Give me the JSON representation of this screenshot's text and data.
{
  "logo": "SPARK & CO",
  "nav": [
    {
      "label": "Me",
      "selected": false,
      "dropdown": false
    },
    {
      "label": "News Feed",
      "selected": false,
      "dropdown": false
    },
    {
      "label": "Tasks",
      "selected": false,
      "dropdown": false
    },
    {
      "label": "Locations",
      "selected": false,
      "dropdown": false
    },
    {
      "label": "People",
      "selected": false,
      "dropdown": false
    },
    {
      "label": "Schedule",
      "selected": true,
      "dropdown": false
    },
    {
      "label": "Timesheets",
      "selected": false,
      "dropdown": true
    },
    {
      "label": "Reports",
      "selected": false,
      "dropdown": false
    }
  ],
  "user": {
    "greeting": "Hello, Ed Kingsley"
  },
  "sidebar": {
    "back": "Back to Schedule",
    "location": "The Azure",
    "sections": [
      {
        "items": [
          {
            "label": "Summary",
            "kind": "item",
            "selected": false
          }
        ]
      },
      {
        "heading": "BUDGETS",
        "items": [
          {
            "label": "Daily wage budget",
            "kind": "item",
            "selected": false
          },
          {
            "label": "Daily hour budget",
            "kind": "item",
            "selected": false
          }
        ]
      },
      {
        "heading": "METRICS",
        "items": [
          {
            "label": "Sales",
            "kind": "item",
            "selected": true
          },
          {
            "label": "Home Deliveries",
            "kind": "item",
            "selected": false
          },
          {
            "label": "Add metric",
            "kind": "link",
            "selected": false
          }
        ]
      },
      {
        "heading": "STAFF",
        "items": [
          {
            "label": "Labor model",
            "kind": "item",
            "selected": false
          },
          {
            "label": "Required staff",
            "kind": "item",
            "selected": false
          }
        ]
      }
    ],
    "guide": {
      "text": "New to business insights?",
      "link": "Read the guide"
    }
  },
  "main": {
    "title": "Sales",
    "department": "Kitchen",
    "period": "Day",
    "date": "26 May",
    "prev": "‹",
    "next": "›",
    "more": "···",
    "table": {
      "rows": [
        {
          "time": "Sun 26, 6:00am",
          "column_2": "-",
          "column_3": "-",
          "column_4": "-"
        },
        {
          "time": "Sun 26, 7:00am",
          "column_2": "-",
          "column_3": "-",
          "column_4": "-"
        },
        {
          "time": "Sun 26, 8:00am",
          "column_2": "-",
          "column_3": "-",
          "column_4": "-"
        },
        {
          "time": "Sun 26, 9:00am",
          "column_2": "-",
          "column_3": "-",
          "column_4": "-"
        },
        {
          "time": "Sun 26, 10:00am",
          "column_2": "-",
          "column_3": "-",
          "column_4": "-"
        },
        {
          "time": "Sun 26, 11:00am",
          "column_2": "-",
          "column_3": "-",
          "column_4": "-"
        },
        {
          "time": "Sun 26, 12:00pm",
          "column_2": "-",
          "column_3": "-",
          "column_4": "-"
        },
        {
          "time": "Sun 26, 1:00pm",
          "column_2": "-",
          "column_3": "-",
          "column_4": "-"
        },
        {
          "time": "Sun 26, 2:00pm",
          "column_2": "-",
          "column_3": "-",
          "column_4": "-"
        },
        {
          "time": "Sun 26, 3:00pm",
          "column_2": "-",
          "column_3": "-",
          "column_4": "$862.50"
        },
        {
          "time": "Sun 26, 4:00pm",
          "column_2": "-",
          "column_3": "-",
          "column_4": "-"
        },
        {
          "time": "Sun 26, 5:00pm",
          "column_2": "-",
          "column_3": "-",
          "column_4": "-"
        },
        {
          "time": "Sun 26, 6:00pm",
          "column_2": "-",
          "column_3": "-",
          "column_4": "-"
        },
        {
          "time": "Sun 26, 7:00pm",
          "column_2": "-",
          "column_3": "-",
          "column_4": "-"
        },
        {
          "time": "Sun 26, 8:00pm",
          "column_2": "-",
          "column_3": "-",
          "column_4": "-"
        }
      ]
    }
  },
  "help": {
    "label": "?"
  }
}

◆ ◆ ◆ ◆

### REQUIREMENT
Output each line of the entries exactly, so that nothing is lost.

### REPLY
Give me the JSON representation of this screenshot's text and data.
{
  "logo": "SPARK & CO",
  "nav": [
    {
      "label": "Me",
      "selected": false,
      "dropdown": false
    },
    {
      "label": "News Feed",
      "selected": false,
      "dropdown": false
    },
    {
      "label": "Tasks",
      "selected": false,
      "dropdown": false
    },
    {
      "label": "Locations",
      "selected": false,
      "dropdown": false
    },
    {
      "label": "People",
      "selected": false,
      "dropdown": false
    },
    {
      "label": "Schedule",
      "selected": true,
      "dropdown": false
    },
    {
      "label": "Timesheets",
      "selected": false,
      "dropdown": true
    },
    {
      "label": "Reports",
      "selected": false,
      "dropdown": false
    }
  ],
  "user": {
    "greeting": "Hello, Ed Kingsley"
  },
  "sidebar": {
    "back": "Back to Schedule",
    "location": "The Azure",
    "sections": [
      {
        "items": [
          {
            "label": "Summary",
            "kind": "item",
            "selected": false
          }
        ]
      },
      {
        "heading": "BUDGETS",
        "items": [
          {
            "label": "Daily wage budget",
            "kind": "item",
            "selected": false
          },
          {
            "label": "Daily hour budget",
            "kind": "item",
            "selected": false
          }
        ]
      },
      {
        "heading": "METRICS",
        "items": [
          {
            "label": "Sales",
            "kind": "item",
            "selected": true
          },
          {
            "label": "Home Deliveries",
            "kind": "item",
            "selected": false
          },
          {
            "label": "Add metric",
            "kind": "link",
            "selected": false
          }
        ]
      },
      {
        "heading": "STAFF",
        "items": [
          {
            "label": "Labor model",
            "kind": "item",
            "selected": false
          },
          {
            "label": "Required staff",
            "kind": "item",
            "selected": false
          }
        ]
      }
    ],
    "guide": {
      "text": "New to business insights?",
      "link": "Read the guide"
    }
  },
  "main": {
    "title": "Sales",
    "department": "Kitchen",
    "period": "Day",
    "date": "26 May",
    "prev": "‹",
    "next": "›",
    "more": "···",
    "table": {
      "rows": [
        {
          "time": "Sun 26, 6:00am",
          "column_2": "-",
          "column_3": "-",
          "column_4": "-"
        },
        {
          "time": "Sun 26, 7:00am",
          "column_2": "-",
          "column_3": "-",
          "column_4": "-"
        },
        {
          "time": "Sun 26, 8:00am",
          "column_2": "-",
          "column_3": "-",
          "column_4": "-"
        },
        {
          "time": "Sun 26, 9:00am",
          "column_2": "-",
          "column_3": "-",
          "column_4": "-"
        },
        {
          "time": "Sun 26, 10:00am",
          "column_2": "-",
          "column_3": "-",
          "column_4": "-"
        },
        {
          "time": "Sun 26, 11:00am",
          "column_2": "-",
          "column_3": "-",
          "column_4": "-"
        },
        {
          "time": "Sun 26, 12:00pm",
          "column_2": "-",
          "column_3": "-",
          "column_4": "-"
        },
        {
          "time": "Sun 26, 1:00pm",
          "column_2": "-",
          "column_3": "-",
          "column_4": "-"
        },
        {
          "time": "Sun 26, 2:00pm",
          "column_2": "-",
          "column_3": "-",
          "column_4": "-"
        },
        {
          "time": "Sun 26, 3:00pm",
          "column_2": "-",
          "column_3": "-",
          "column_4": "$862.50"
        },
        {
          "time": "Sun 26, 4:00pm",
          "column_2": "-",
          "column_3": "-",
          "column_4": "-"
        },
        {
          "time": "Sun 26, 5:00pm",
          "column_2": "-",
          "column_3": "-",
          "column_4": "-"
        },
        {
          "time": "Sun 26, 6:00pm",
          "column_2": "-",
          "column_3": "-",
          "column_4": "-"
        },
        {
          "time": "Sun 26, 7:00pm",
          "column_2": "-",
          "column_3": "-",
          "column_4": "-"
        },
        {
          "time": "Sun 26, 8:00pm",
          "column_2": "-",
          "column_3": "-",
          "column_4": "-"
        }
      ]
    }
  },
  "help": {
    "label": "?"
  }
}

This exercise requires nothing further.